Lines with the string "Enable" are to be identified in the listing and copied.
══ DATA FOR THE TASK
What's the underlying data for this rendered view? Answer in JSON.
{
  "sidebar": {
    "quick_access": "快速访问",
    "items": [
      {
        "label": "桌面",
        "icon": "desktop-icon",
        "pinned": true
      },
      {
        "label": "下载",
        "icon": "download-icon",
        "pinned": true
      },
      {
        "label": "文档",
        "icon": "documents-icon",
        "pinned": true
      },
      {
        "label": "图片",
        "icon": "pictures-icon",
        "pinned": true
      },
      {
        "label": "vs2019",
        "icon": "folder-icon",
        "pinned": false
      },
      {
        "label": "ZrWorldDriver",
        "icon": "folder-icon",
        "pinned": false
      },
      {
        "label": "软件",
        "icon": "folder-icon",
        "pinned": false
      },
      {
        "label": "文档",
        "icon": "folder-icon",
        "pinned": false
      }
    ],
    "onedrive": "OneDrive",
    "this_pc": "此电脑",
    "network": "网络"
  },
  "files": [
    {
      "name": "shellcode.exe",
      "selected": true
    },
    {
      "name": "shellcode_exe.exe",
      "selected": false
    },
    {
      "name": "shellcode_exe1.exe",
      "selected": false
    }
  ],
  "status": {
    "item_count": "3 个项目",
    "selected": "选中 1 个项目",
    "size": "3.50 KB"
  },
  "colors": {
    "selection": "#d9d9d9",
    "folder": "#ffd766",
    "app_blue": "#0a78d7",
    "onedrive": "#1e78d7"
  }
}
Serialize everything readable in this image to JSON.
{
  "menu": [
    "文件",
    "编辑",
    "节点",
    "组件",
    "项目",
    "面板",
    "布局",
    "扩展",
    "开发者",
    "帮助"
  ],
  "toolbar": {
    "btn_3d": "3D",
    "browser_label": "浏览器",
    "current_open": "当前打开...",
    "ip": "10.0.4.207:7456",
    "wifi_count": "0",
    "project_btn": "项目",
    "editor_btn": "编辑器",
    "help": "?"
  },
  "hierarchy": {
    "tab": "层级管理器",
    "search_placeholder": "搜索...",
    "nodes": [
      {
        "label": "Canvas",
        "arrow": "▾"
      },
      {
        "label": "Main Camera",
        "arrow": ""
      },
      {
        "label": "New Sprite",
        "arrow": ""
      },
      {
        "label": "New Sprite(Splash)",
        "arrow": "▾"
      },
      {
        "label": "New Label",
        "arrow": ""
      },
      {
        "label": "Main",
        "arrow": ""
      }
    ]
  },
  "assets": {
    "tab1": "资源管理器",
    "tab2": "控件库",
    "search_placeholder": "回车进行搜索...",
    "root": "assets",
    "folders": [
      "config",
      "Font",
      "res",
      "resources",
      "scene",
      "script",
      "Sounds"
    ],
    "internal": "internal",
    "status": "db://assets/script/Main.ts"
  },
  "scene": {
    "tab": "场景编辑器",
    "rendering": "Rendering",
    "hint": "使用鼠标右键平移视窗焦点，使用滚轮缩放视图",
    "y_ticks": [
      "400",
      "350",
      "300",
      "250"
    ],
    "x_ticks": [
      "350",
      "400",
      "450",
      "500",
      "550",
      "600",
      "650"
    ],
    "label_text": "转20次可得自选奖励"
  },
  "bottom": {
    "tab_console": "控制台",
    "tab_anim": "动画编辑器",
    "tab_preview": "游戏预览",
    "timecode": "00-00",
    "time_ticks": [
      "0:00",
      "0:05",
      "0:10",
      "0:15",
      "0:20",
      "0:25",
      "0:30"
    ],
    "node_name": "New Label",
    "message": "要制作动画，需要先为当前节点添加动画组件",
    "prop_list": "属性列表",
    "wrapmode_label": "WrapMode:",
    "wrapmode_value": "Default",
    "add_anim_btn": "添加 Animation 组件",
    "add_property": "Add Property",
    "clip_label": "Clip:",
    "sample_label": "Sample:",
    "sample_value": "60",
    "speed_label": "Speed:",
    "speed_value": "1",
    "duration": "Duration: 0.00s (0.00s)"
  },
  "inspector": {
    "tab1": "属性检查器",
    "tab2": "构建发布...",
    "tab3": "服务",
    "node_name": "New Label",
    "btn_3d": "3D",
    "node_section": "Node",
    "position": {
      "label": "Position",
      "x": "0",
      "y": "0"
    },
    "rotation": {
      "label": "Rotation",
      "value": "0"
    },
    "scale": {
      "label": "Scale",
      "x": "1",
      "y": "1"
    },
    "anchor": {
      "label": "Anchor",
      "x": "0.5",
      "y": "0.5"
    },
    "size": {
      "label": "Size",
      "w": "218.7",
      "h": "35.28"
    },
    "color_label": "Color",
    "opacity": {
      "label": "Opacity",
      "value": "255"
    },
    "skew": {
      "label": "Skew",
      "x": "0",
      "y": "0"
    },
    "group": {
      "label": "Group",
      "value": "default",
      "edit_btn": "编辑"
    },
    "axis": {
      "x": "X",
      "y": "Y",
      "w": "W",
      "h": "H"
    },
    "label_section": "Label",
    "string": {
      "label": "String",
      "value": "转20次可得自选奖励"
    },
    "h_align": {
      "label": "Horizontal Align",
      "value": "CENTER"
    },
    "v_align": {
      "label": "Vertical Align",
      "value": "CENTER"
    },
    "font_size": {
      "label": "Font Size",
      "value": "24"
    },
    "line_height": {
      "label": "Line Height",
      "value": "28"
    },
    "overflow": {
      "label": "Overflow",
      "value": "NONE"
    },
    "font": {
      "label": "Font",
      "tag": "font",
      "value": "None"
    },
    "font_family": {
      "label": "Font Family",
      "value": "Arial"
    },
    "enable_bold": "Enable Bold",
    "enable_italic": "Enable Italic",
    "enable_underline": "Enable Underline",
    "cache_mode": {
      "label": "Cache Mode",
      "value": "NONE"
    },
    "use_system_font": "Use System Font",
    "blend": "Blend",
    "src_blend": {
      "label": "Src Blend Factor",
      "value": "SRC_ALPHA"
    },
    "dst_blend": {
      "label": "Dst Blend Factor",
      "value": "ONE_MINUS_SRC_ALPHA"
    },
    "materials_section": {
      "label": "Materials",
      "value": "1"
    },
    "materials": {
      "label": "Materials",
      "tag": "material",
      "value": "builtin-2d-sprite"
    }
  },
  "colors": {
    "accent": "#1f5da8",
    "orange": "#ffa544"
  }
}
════
*YOUR SOLUTION*
    "enable_bold": "Enable Bold",
    "enable_italic": "Enable Italic",
    "enable_underline": "Enable Underline",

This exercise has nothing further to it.